Members of the Senate Homeland Security & Governmental Affairs Committee seemed to arrive at the same conclusion as they heard from a panel that included former high-level engineering executives from both Twitter and Meta.
“Today the algorithms are doing exactly what they’re intended to do, which is maximize attention on the platform,” Alex Roetter, a former senior vice president of engineering at Twitter, told the committee. “If companies were penalized for sharing certain types of content, these algorithms would no longer promote that content, because it would no longer be optimal for them to do so.”
The hearing was intended to discuss the impact of social media on homeland security. TikTok predictably received the most scrutiny, with Sen. Mitt Romney going as far to say it was “a huge risk” to allow “an authoritarian regime to have a social media capability of the scale they have in our country.”

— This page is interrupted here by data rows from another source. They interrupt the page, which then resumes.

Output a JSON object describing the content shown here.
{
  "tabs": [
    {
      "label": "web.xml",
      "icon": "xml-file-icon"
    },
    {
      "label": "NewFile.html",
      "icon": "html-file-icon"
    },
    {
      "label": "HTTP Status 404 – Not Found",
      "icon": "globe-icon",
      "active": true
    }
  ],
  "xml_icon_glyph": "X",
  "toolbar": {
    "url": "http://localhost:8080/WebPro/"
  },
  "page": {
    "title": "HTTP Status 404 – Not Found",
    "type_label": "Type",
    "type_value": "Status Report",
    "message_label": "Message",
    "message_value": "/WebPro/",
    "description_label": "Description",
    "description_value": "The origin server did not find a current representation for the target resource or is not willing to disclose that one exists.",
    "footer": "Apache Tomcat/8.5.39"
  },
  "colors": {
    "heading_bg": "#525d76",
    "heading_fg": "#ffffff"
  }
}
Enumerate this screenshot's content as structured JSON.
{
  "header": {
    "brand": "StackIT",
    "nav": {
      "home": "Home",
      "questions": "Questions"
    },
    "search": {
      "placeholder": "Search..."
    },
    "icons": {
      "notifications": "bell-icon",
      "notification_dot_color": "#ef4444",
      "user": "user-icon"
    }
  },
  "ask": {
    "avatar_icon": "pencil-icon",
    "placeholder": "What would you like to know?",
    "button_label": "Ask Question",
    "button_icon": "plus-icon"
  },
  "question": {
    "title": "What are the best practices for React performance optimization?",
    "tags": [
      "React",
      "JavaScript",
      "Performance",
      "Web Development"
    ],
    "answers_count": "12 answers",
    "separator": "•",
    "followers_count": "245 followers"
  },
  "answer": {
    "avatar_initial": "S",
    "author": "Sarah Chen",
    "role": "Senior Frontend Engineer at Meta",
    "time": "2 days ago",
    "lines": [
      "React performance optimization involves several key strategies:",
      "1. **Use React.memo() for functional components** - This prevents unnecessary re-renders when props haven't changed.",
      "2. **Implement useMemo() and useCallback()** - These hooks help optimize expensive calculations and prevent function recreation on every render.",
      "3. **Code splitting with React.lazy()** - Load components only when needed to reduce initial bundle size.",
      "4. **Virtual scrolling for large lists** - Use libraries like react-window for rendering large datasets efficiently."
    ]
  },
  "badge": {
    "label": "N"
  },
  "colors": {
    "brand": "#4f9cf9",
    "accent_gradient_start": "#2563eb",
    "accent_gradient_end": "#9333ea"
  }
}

But for the U.S.-based social media companies, the group homed in on the Platform Accountability and Transparency Act as a potential remedy for the perceived online polarization problem. PATA would require digital communication platforms such as Twitter, YouTube, Instagram and Facebook to comply when university researchers request data for projects approved by the National Science Foundation. If the platforms fail to do so, they will lose their Section 230 liability protections for hosting third-party content (which they really can’t afford to lose). Any shared data would also need to comply with privacy safeguards.
Near the end of the session, Sen. Rob Portman asked Roetter a leading question about whether PATA would have been helpful "to at least get behind the curtain and figure out why decisions are being made.”
Roetter responded that PATA could be “extremely valuable” by allowing for a better understanding of “what sort of content is promoted and what the internal algorithms are that drive both decision-making and usage of the products.”
Brian Boland, a former vice president of strategic operations and analytics at Facebook, described PATA to the committee as “one of the most important pieces of legislation that is before you all.” Boland took issue with having to take tech companies at their word when they tell the public about operations. “In order to understand the issues that we’re concerned about with hate speech and the way that these algorithms can influence people, we need to have a public understanding and a public accountability of what happens on these platforms,” Boland said.
Though the legislative session is nearing its final days before the midterm election, PATA has a few things going in its favor: It was introduced at the end of 2021 by a group of bipartisan senators, including Republican Sen. Portman and Democratic Sen. Amy Klobuchar. Perhaps more importantly, PATA doesn’t ask all that much of social media platforms, at least relative to some of the antitrust bills still under consideration. Meta and Twitter already provide at least some data to university researchers. And PATA by itself wouldn’t require them to change their algorithms — it would just give the public greater visibility into them.